Canada Will Dedicate $13M to Commemorating Missing and Murdered Indigenous Women and Girls
The Canadian government is going to provide more than $13 million as funding for more than 100 projects to honour the lives and legacies of missing and murdered Indigenous women and girls, Women and Gender Equality Minister Maryam Monsef announced Monday in Winnipeg.
This announcement comes weeks after the National Inquiry on Missing and Murdered Indigenous Women and Girls unveiled its final report, in which it referred to the violence against Indigenous women and girls as a “Canadian genocide.”
The funding will be provided for projects like events, art installations, monuments, and productions created by women's and Indigenous groups in Canada.
"Our government is listening to survivors and families who have told us that in order to move forward meaningfully, we must also pause to remember and honour those who are missing and whose lives have been lost," Monsef said in a statement. "That is what we are doing by supporting these commemorative projects across Canada — ensuring that we will never forget our sisters in spirit and that we can prevent such tragedies in the future."
Community organizations such as friendship centres and social-service agencies that help Indigenous people will receive funding for the commemorative works to honour Indigenous women and girls, as well as LGBTQ and two-spirit people, according to the Canadian Press.
By supporting projects designed by Indigenous organizations, families and survivors across Canada, we are ensuring that those who were missing or murdered are never forgotten, and working to prevent this violence from happening again. pic.twitter.com/SaaBTzBvqt— Maryam Monsef (@MaryamMonsef) June 24, 2019

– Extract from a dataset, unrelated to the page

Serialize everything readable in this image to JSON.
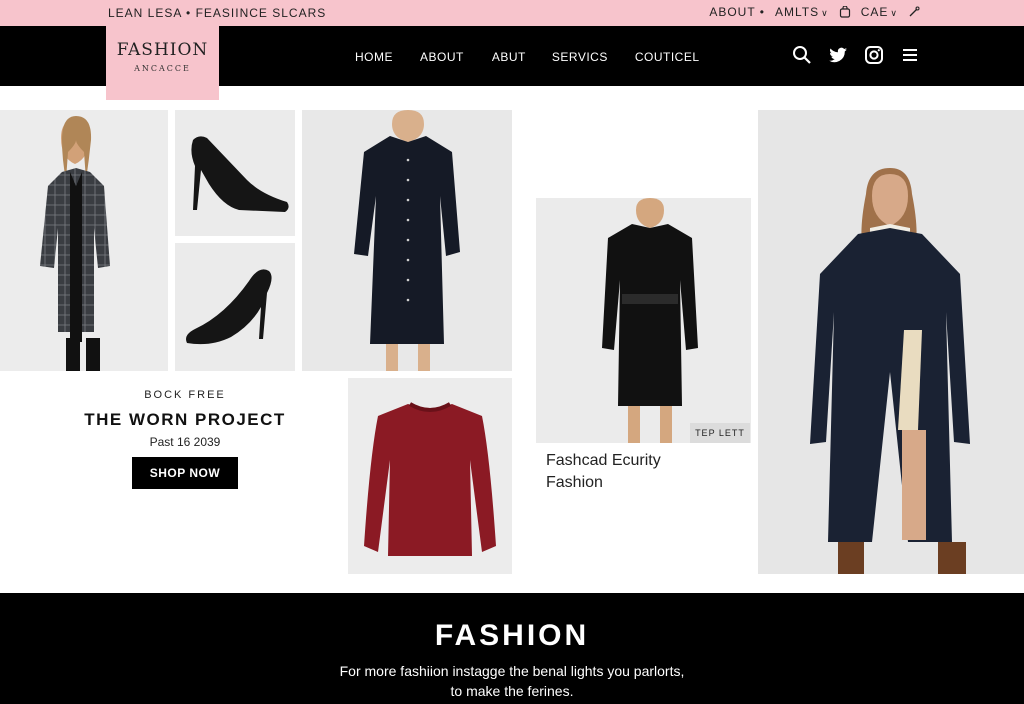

This is the first action from the government since the inquiry, Monsef noted. But officials say there are more announcements to come and that the funds will be allotted in coming weeks.
The government called for proposals for commemorations last February.
The National Inquiry’s interim report included 10 calls for immediate action. Among them was the need for the federal government to establish a commemoration fund.
In the final report issued earlier this month, the commissioners stated that they were glad that the federal government recognized the importance of public commemoration, but they pointed out concerns.
"Our recommendation specifically noted the importance of involving Indigenous women’s organizations, family coalitions, Indigenous artists, and grassroots advocates. However, the call for proposals for this commemoration fund applies only to legally constituted organizations, and it is not clear to what extent others will be able to access it," the final report reads. "This excludes these very same family coalitions and grassroots organizations we wanted to include, who have been organizing around missing and murdered women, girls, and 2SLGBTQQIA people for decades with very little support."